There has to be some differentiation in types of stories, besides just “book” or “short story,” etc. Bloodseek is a fantasy, but I personally wouldn’t call it Urban. I classify “Urban fantasy” as a fantasy set in contemporary times. When I originally wrote Bloodseek, the movie Conan the Barbarian had just been released (the Schwartzenegger version). That tells you how long ago it was written. Bloodseek was my answer to that. Since the term “Sword and Sorcery” is now no longer used, though at the time Bloodseek was written, it was still in vogue, I’d have to call it a medieval fantasy.
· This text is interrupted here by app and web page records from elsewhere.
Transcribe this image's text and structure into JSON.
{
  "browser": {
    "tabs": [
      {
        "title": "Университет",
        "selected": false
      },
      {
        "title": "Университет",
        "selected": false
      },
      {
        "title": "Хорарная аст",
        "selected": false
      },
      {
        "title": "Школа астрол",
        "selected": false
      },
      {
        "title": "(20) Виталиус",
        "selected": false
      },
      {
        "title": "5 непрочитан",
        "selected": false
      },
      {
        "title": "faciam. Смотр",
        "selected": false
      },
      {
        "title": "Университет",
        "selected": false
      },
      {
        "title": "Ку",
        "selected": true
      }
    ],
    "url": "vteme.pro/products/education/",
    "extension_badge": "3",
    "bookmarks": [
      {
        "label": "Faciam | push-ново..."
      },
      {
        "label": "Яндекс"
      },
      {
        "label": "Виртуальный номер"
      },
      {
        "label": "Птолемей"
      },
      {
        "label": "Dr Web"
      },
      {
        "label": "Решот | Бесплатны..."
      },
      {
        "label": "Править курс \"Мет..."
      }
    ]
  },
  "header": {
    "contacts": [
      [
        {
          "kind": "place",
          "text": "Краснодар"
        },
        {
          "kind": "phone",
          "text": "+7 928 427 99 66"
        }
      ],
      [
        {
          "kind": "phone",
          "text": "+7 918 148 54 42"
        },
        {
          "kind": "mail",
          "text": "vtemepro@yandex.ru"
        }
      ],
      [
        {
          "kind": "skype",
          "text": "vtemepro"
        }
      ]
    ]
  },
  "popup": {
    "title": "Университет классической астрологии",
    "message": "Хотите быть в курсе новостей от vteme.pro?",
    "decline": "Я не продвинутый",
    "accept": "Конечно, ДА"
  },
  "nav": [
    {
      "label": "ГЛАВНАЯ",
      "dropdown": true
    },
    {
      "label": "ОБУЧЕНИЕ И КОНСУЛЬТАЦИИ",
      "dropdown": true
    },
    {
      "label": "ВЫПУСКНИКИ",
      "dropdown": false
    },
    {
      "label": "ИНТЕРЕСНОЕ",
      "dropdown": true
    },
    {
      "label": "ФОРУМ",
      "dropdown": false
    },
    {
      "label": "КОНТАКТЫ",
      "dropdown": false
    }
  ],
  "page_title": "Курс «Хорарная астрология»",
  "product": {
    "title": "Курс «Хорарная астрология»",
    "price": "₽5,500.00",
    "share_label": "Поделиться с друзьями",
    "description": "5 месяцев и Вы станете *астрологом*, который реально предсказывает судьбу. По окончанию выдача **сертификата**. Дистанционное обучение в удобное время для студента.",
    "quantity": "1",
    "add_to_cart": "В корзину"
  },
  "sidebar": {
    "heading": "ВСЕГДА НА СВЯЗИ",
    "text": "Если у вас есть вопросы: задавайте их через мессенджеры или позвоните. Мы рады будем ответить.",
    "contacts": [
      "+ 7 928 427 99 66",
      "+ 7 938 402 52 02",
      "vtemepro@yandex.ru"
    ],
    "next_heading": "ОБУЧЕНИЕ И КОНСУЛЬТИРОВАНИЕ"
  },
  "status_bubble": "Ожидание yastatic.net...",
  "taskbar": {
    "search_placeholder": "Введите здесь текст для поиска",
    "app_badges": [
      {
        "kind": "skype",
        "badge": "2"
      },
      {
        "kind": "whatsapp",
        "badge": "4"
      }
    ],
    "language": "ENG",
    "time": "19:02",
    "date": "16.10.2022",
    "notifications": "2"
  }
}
I believe that’s how the publisher has it classified.
Did the gods take an interest in Bar-bara like they did Riven?
I’m afraid that Bar-Bara, like most of the other women in the series are just a means to an end, as far as the gods are concerned. Riven’s world is a chauvinistic one, and Riven’s the one they’ve homed in on. I can’t really say more without throwing in a handful of Spoilers.
Riven didn’t believe, what was Bar-bara’s transgression? Will Bar-bara’s womb be opened now that her heart has been opened?
Here, again, I can’t really give a full answer without giving a Spoiler. Let’s just say that Riven and Bar-Bara are meant for each other, no matter who else has been in their lives, and Bar-Bara’s womb was never really closed. It’s just waiting for the right man….and if that man thinks he can’t have children…well, that might lead to the events of Book 2.
What of Bar-bara’s people? Will she go back?
More Spoilers! Bar-bara will never go back to Ghermia, but Riven, and others of their family, including a certain spoiled Prince called Aric, will definitely visit there. In fact, that’s where Aric’s family home, Lindenscraig is located. And, if you’ll remember, Kim, the Ambassador to the Fringes, has his home there also.
Thank you again Ms Sweeney for chatting and allowing us to review your books…